*GOAL OF THE EXERCISE:* All of the entries are to be repeated exactly, with no pictures included.

App and web page records
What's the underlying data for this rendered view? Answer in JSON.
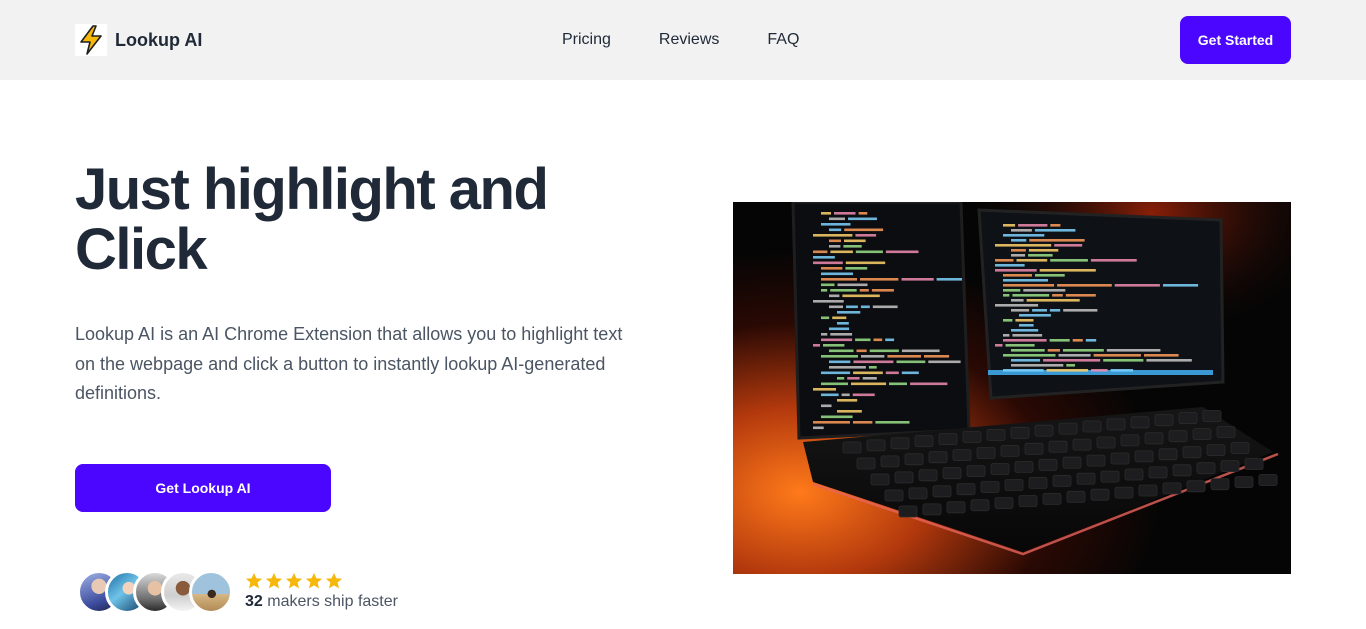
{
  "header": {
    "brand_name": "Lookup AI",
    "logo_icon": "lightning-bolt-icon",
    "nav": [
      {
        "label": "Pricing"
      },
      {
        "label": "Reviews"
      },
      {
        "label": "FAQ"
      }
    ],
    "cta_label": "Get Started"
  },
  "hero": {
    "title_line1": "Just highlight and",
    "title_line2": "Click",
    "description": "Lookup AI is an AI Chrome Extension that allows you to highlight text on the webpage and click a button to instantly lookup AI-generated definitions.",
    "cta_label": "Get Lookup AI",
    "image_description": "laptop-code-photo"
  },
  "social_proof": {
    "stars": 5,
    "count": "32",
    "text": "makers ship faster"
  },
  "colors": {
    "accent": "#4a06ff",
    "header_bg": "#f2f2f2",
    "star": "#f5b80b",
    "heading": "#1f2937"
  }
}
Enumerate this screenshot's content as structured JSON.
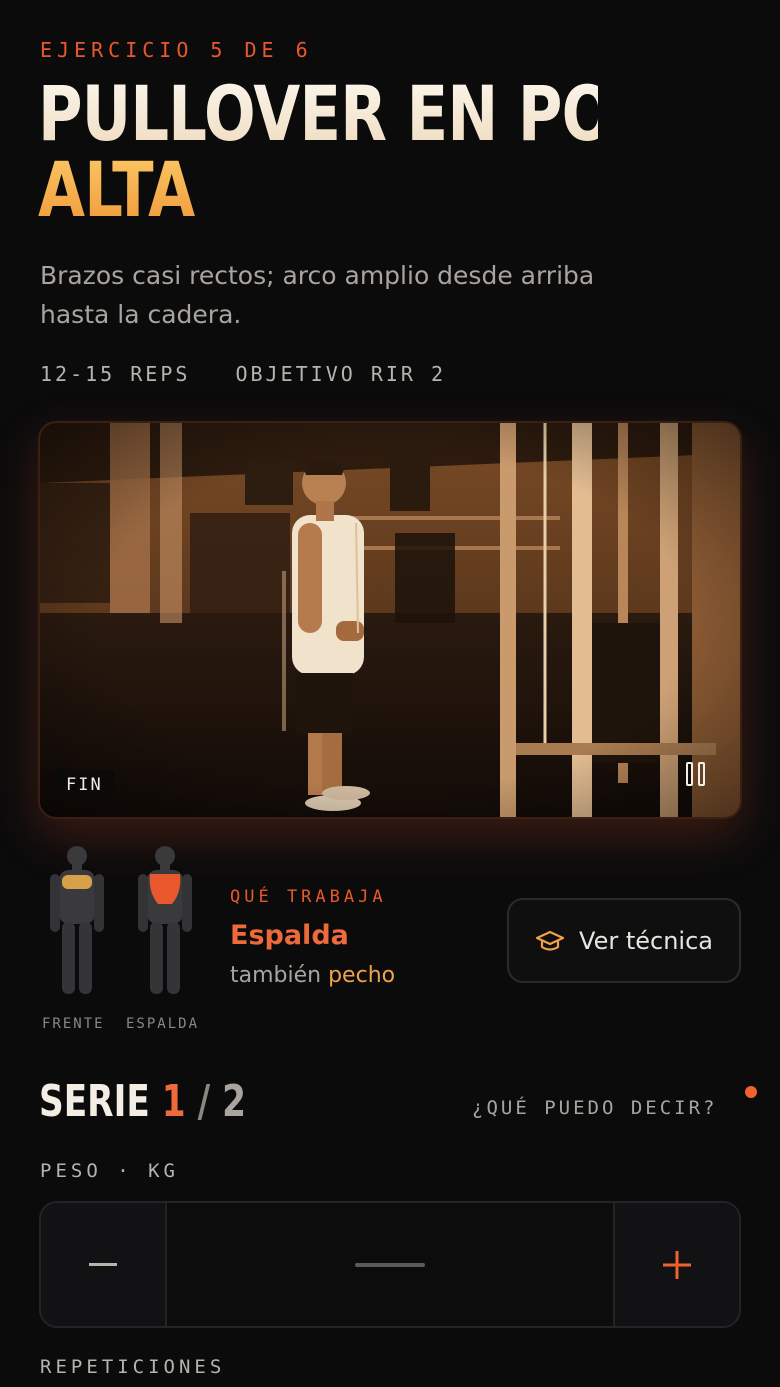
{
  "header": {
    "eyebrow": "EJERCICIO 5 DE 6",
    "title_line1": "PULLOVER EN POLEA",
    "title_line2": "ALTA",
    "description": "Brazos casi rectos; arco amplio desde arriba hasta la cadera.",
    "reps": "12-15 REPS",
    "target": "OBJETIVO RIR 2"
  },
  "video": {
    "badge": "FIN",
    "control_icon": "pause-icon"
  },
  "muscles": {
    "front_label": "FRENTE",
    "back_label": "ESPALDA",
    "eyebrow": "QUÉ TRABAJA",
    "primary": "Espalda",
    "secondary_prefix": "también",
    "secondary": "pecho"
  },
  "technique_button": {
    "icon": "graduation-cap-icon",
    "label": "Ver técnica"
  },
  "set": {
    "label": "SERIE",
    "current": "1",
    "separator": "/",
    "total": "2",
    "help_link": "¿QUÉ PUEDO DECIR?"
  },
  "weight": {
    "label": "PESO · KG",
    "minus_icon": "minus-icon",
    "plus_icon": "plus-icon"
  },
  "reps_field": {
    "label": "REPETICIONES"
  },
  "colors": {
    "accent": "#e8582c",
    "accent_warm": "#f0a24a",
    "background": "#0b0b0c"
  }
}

*ANSWER BOX:*
What's the underlying data for this rendered view? Answer in JSON.
{
  "header": {
    "brand_name": "Lookup AI",
    "logo_icon": "lightning-bolt-icon",
    "nav": [
      {
        "label": "Pricing"
      },
      {
        "label": "Reviews"
      },
      {
        "label": "FAQ"
      }
    ],
    "cta_label": "Get Started"
  },
  "hero": {
    "title_line1": "Just highlight and",
    "title_line2": "Click",
    "description": "Lookup AI is an AI Chrome Extension that allows you to highlight text on the webpage and click a button to instantly lookup AI-generated definitions.",
    "cta_label": "Get Lookup AI",
    "image_description": "laptop-code-photo"
  },
  "social_proof": {
    "stars": 5,
    "count": "32",
    "text": "makers ship faster"
  },
  "colors": {
    "accent": "#4a06ff",
    "header_bg": "#f2f2f2",
    "star": "#f5b80b",
    "heading": "#1f2937"
  }
}
Enumerate this screenshot's content as structured JSON.
{
  "header": {
    "eyebrow": "EJERCICIO 5 DE 6",
    "title_line1": "PULLOVER EN POLEA",
    "title_line2": "ALTA",
    "description": "Brazos casi rectos; arco amplio desde arriba hasta la cadera.",
    "reps": "12-15 REPS",
    "target": "OBJETIVO RIR 2"
  },
  "video": {
    "badge": "FIN",
    "control_icon": "pause-icon"
  },
  "muscles": {
    "front_label": "FRENTE",
    "back_label": "ESPALDA",
    "eyebrow": "QUÉ TRABAJA",
    "primary": "Espalda",
    "secondary_prefix": "también",
    "secondary": "pecho"
  },
  "technique_button": {
    "icon": "graduation-cap-icon",
    "label": "Ver técnica"
  },
  "set": {
    "label": "SERIE",
    "current": "1",
    "separator": "/",
    "total": "2",
    "help_link": "¿QUÉ PUEDO DECIR?"
  },
  "weight": {
    "label": "PESO · KG",
    "minus_icon": "minus-icon",
    "plus_icon": "plus-icon"
  },
  "reps_field": {
    "label": "REPETICIONES"
  },
  "colors": {
    "accent": "#e8582c",
    "accent_warm": "#f0a24a",
    "background": "#0b0b0c"
  }
}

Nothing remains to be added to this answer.